The reply must return each line of the data exactly.

● ● ● ● ● ● ●

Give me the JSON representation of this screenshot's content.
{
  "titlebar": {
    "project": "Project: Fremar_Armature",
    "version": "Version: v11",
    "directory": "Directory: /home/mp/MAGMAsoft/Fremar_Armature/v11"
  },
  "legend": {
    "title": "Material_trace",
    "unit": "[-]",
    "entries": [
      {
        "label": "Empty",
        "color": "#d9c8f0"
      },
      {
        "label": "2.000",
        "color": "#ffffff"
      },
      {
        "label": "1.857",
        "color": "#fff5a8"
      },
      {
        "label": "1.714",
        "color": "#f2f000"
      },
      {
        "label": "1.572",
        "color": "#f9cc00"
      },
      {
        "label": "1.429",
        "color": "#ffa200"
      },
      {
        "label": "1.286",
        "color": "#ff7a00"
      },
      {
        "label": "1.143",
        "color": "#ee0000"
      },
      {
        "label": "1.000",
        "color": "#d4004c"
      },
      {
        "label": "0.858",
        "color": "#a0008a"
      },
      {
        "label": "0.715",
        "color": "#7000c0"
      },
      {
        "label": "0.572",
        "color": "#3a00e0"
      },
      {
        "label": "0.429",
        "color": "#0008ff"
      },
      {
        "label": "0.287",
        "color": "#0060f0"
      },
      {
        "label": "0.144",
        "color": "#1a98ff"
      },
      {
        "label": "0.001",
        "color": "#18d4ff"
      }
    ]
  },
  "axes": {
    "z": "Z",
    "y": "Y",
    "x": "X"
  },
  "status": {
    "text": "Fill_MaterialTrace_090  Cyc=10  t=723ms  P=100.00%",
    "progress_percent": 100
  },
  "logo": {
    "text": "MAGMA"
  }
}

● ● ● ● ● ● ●

Solved problem:
Give me the JSON representation of this screenshot's content.
{
  "titlebar": {
    "project": "Project: Fremar_Armature",
    "version": "Version: v11",
    "directory": "Directory: /home/mp/MAGMAsoft/Fremar_Armature/v11"
  },
  "legend": {
    "title": "Material_trace",
    "unit": "[-]",
    "entries": [
      {
        "label": "Empty",
        "color": "#d9c8f0"
      },
      {
        "label": "2.000",
        "color": "#ffffff"
      },
      {
        "label": "1.857",
        "color": "#fff5a8"
      },
      {
        "label": "1.714",
        "color": "#f2f000"
      },
      {
        "label": "1.572",
        "color": "#f9cc00"
      },
      {
        "label": "1.429",
        "color": "#ffa200"
      },
      {
        "label": "1.286",
        "color": "#ff7a00"
      },
      {
        "label": "1.143",
        "color": "#ee0000"
      },
      {
        "label": "1.000",
        "color": "#d4004c"
      },
      {
        "label": "0.858",
        "color": "#a0008a"
      },
      {
        "label": "0.715",
        "color": "#7000c0"
      },
      {
        "label": "0.572",
        "color": "#3a00e0"
      },
      {
        "label": "0.429",
        "color": "#0008ff"
      },
      {
        "label": "0.287",
        "color": "#0060f0"
      },
      {
        "label": "0.144",
        "color": "#1a98ff"
      },
      {
        "label": "0.001",
        "color": "#18d4ff"
      }
    ]
  },
  "axes": {
    "z": "Z",
    "y": "Y",
    "x": "X"
  },
  "status": {
    "text": "Fill_MaterialTrace_090  Cyc=10  t=723ms  P=100.00%",
    "progress_percent": 100
  },
  "logo": {
    "text": "MAGMA"
  }
}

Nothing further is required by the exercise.